**Problem description**
Determine how many lines of the listing below include the string "will". Output the number and nothing more.

_____

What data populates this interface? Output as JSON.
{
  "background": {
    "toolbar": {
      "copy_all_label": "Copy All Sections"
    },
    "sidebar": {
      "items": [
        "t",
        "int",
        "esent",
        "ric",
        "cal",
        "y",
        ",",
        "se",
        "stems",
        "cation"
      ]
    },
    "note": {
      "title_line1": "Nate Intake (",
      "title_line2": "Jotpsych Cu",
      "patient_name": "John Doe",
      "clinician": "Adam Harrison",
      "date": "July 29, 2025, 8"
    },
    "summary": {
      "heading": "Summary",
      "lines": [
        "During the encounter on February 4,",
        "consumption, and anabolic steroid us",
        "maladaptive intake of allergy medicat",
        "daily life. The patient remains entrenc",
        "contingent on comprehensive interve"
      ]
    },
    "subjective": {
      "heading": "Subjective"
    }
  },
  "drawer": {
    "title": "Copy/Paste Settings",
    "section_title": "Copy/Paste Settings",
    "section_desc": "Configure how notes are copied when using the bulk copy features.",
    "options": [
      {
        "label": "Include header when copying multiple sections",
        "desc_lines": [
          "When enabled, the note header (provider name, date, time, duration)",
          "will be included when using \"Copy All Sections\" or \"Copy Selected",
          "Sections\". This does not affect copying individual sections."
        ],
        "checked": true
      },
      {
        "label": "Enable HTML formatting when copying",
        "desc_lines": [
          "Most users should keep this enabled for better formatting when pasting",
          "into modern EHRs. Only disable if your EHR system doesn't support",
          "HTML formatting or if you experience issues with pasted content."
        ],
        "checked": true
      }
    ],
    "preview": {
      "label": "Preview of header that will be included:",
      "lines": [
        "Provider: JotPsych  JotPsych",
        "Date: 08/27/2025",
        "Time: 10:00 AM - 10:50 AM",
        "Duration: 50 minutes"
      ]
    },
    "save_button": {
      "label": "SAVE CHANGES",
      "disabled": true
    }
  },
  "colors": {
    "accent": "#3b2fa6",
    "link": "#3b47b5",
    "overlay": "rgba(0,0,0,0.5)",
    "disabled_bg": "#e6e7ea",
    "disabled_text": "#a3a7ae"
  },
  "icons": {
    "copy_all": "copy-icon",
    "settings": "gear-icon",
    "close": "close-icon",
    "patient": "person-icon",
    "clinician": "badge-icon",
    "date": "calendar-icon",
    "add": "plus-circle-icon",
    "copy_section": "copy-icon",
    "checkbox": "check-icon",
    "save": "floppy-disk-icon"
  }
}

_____

**Solution**
2